I was still basking in the glow of the April 16th arrival of my third beautiful baby girl when at the end of May, my stepmother called me. She was at the hospital with my dad, and he was refusing all further medical treatment. They were transferring him to hospice, and I could meet them there.
My dad had been sick for a very long time. If I don’t count the years that he dealt with his diabetes in fairly good health, it was probably a good ten years that my dad suffered the effects of the disease that eventually led to his death. When consulting with his doctors about ending the dialysis he was on when his transplanted kidney failed, they told him that they could continue to treat him, but they would be keeping him alive only for him to continue being sick.
That was okay with me.
When I met my dad at hospice, it was all I could do to get words out of my mouth to tell him how desperately I didn’t want him to do this. He had, after all, a brand new grandbaby at home that he’d barely gotten to meet. It had only been two years since my sister died, and although 24 months seems a long time, the pain was raw and my father’s decision made a healing wound feel like new again. He needed to be there to see Eilis get bigger, to see Brighid graduate. I didn’t want him to die, and I thought he was being selfish. How dare he want to end his suffering and leave us all behind, living with the pain and suffering his loss would cause. How dare he?
I watched a documentary yesterday on Oregon’s Death with Dignity law, and as confused as I was before on the topic, I am even more so now that I’ve seen the documentary. Don’t we all just want to drift off to sleep when it’s our time to go? Don’t we all want a chance to make our peace with people and things here in this life before passing on to the next?
So why do I feel so awful?
Perhaps it is that I’ve felt the pain that is left behind when someone chooses death over whatever time they can get with the people who love them. It might be the fact that one woman in the show very nearly ended her life a full six months before she truly began suffering the horrible effects of the cancer to which she eventually would have succumbed. Even more, I KNOW that it was the man on state funded health insurance who was told that the coverage wouldn’t pay for additional cancer treatment to extend his life, but they would pay for assisted suicide. How’s that for a “Here’s your hat; what’s your hurry?” attitude?

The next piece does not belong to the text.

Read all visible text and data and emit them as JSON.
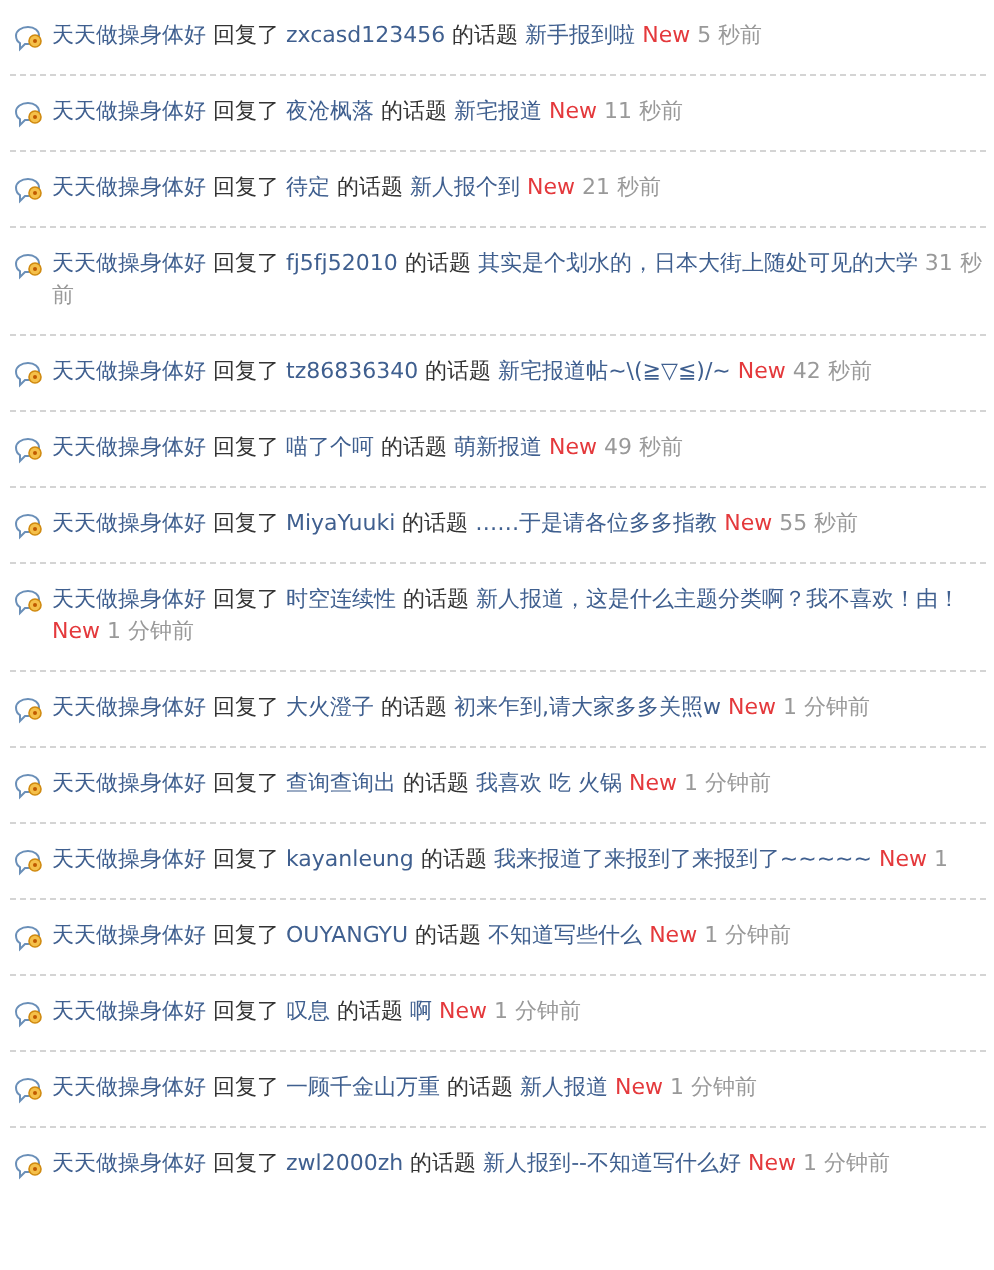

How responsible is assisted suicide? Is fear of pain and dependency causing people to make a choice that, if the opportunity presented itself, they would regret? And how responsible is a society that allows insurance to cover medication for someone who wants to kill themselves, but not cover medication and treatment that might have given them the extra few months they craved with their children and grandchildren?
I can’t believe how torn I am on the topic of Death with Dignity. It seems like one of those things you shouldn’t be on the fence about, but here I am. I would never want to see someone suffer, but with death comes suffering – if not for the person who crosses over, at least for those of us left behind.